As one Language Log commenter observed, this doesn’t exactly inspire confidence in machine translation:
Type “La plume de ma tante est sur la table” into Google Translate and ask for an English translation, and you get something that might incline you, if asked whether you would agree to ride in a self-driving car programmed by the same people, to say yes. But look at the weird sh* that comes from inputting Asian language repeated syllable sequences and you not only wouldn’t get in the car, you wouldn’t want to be in a parking lot where it was driving around on a test run.
Halloween Costumes for Nazis?
@AuschwitzMuseum thank you very much for the info. All of our english translations are done via a script so this error was not on purpose.
— Horror-Shop.com (@HorrorShopCom) June 6, 2017
The costume accessory, from German retail Horror-Shop.com, was labelled as a “Holocaust wound.” Understandably, the Auschwitz Museum and Memorial were not pleased with the product name. So, they tweeted their disapproval to Amazon and to Horror-Shop.com’s Twitter account.
The item was removed, and Horror-Shop.com responded:
@AuschwitzMuseum thank you very much for the info. All of our english translations are done via a script so this error was not on purpose.”
People, people, people . . . This is why you can’t just use Google Translate, or any other type of machine translation, without an actual human translator to proofread.
“Vroom in the Night” Video Game Translations Fall Flat
my favorite Switch game is getting a retranslation soon ???? pic.twitter.com/uQvYXr8ykB
— Mato (@ClydeMandelin) March 21, 2017
“Vroom in the Night,” a new video game for the Nintendo Switch, made waves earlier this year for all the wrong reasons – namely, its terrible translation. Example lines include:
“It is a Sky. It is a completely Sky.”
“Admit defeat!” “I have not defeat!”
It’s hard to tell whether they used machine translation or translators who weren’t fluent or what. Nintendo attempted to address the translation issues with a patch, but the supposedly “new-and-improved” translations were still bad.
The examples above were all either definitely or probably the result of letting computers take over translation without proper supervision.
This next example shows how difficult translation can be, even for humans. During the French election, presidential candidate Jean-Luc Mélenchon campaigned on the slogan “La France Insoumise.”
How to translate it into English? FRANCE 24 covered the controversy:
On yesterday’s “Campaign Beat”, FRANCE 24’s own Florence Villeminot went with the literal translation “Unsubmissive France”, which Wikipedia has adopted as well. It all made this copy editor groan a bit, what with its not-so-subtle S&M overtones. . . Politico has come up with “France Untamed”, which seems more appropriate for an eau de parfum than a political campaign. A quick internet search proves this hunch to be correct. And yes, Victoria’s Secret “France Untamed” body spray is still available in Turkey
FRANCE 24 appeared to settle on “Indomitable France,” while the New York Times went with “France Unbowed” or “Rebellious France.”
For the record, AI-powered Google Translate goes with “rebellious”, “unruly” or “contumacious.”

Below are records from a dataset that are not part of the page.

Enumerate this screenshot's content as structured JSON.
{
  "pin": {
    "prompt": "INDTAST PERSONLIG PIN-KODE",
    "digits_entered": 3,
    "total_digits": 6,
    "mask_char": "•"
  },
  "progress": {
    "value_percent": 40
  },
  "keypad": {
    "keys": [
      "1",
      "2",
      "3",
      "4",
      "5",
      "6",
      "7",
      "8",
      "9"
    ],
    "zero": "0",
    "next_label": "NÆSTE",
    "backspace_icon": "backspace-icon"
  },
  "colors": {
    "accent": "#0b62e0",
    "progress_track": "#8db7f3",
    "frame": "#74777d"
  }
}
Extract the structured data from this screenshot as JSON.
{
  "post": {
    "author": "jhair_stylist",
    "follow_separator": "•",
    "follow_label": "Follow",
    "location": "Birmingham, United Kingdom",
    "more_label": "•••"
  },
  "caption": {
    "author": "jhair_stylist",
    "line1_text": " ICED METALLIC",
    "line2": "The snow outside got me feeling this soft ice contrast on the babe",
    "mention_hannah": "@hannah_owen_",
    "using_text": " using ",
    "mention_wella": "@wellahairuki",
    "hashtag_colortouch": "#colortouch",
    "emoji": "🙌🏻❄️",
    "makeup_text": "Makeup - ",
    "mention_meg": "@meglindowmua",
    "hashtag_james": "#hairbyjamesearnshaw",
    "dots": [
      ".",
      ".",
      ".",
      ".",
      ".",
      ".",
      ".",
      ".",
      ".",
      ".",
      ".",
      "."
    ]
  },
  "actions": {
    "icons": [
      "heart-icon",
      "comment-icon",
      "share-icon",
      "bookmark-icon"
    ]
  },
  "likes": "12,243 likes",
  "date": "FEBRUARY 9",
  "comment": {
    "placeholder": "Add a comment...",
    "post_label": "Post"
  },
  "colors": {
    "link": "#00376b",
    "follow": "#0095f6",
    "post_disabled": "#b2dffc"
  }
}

So much of translation is all about nuance. It’s about knowing when it’s okay to use “holocaust” and when to use “disaster” instead. It’s about understanding why “France Untamed” or “Unsubmissive France” might make readers snicker.
And the machines just don’t get it. Not yet. So if you want to make sure your business translations are accurate, give us a call! We can help you speak to your global audience with the same “voice” you use in your native country.
For more about the history and current capabilities of machine translation, see “Machine Translation: A Potted History.”
Have any more examples of funny translation mistakes? Share them in the comments!